Buffet, and scoffe, scourge, and crucifie mee,
For I have sinn'd, and sinn'd, and onely hee,
Who could do no iniquitie, hath dyed:
But by my death can not be satisfied
My sinnes, which passe the Jewes impiety:
They kill'd once an inglorious man, but I
Crucifie him daily, being now glorified;
Oh let mee then, his strange love still admire:
Kings pardon, but he bore our punishment.
And Jacob came cloth'd in vile harsh attire
But to supplant, and with gainfull intent:
God cloth'd himselfe in vile mans flesh, that so
Hee might be weake enough to suffer woe.
The Complete English Poems (1985), ed. C. A. Patrides, p. 441.
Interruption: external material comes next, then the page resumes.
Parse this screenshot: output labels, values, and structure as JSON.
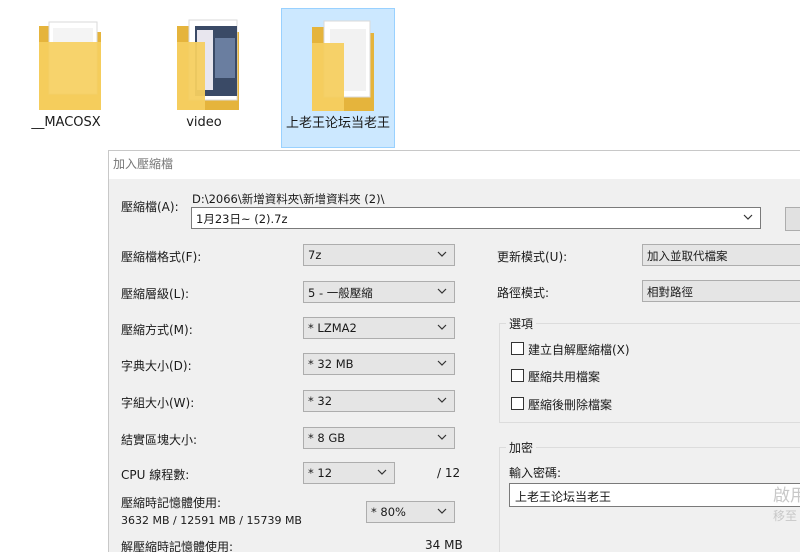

(See also modernized.)
Lane Core Jr. CIW P Sat. 04/07/07 02:45:31 PM
Categorized as Literary & Religious.